During the mid- to late-twentieth century, Pierre Bourdieu crated a conceptual framework that describes how underclass status becomes embodied in individuals, and the ways that personal, professional, and political fields perpetuate this oppression. Bourdieu’s theories also outline the role of the “critical intellectual” in undermining oppression and fighting for social justice. Using key terms from Bourdieu’s explanatory framework, this article examines the power relations and symbolic violence built into the interactions between social workers and clients, and offers suggestions as to how reflexive and relational social work can help workers reduce this impact. This paper also explores the role of social workers in addressing social inequalities by examining Bourdieu’s writings in terms of macro approaches to disparity.
Wiegmann, Wendy L.
"Habitus, Symbolic Violence, and Reflexivity: Applying Bourdieu’s Theories to Social Work,"
The Journal of Sociology & Social Welfare: Vol. 44

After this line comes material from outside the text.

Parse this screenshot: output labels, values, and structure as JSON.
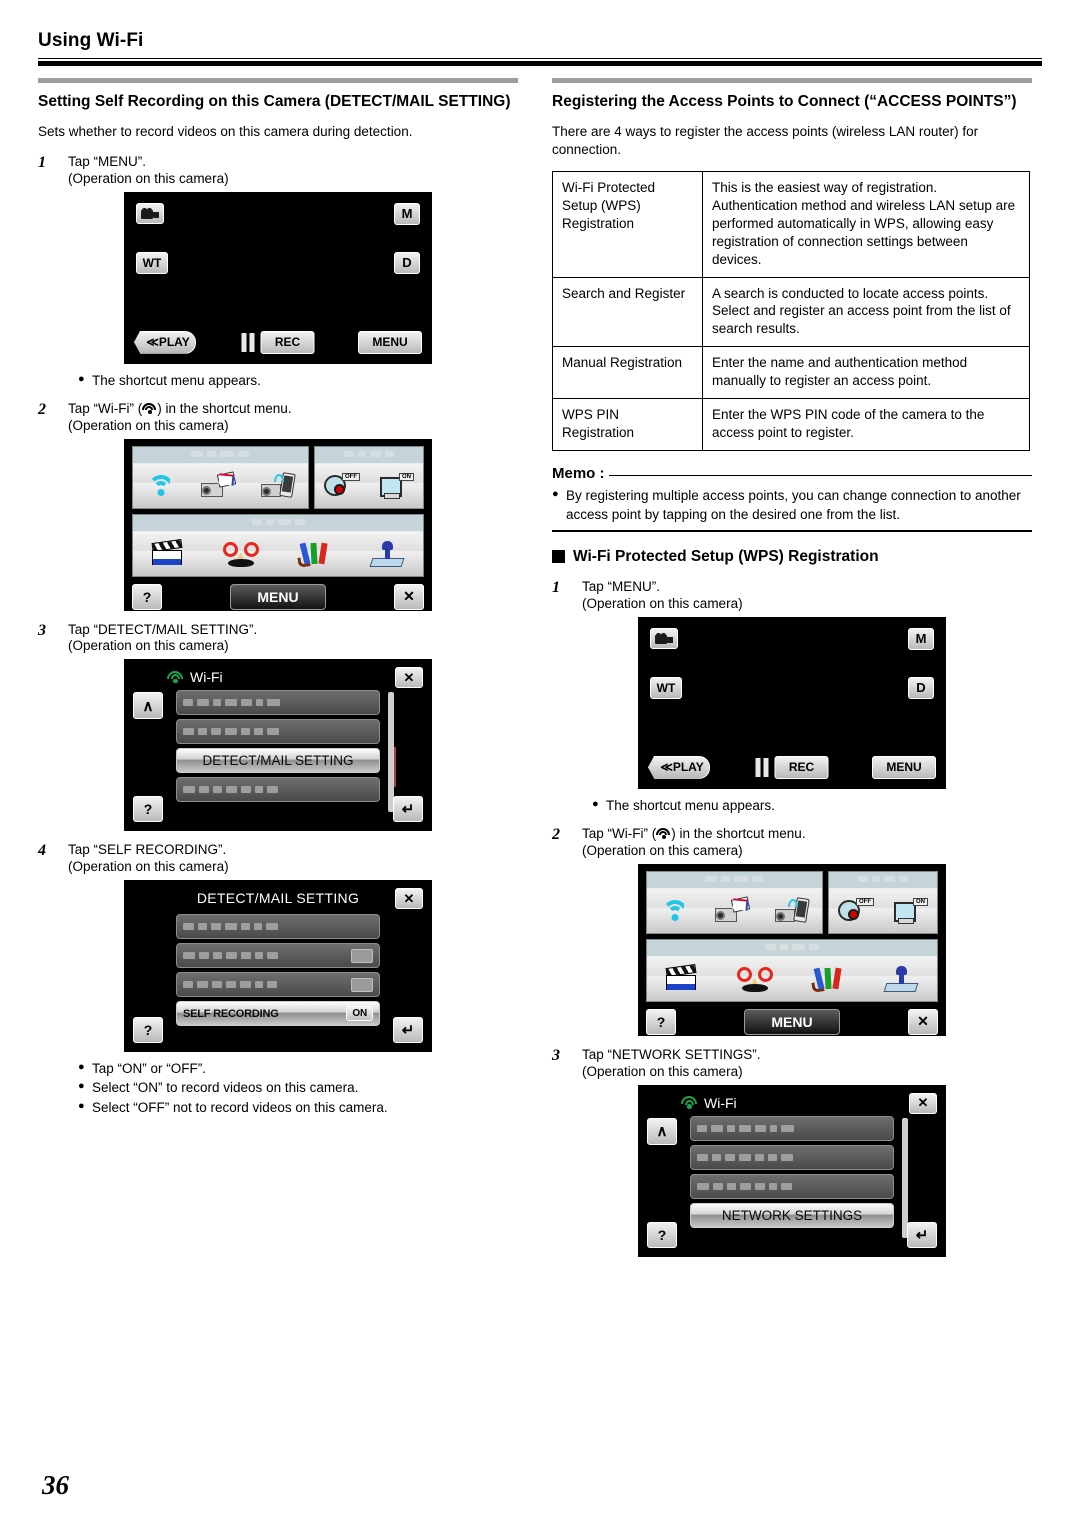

, Article 6.
Available at: http://scholarworks.wmich.edu/jssw/vol44/iss4/6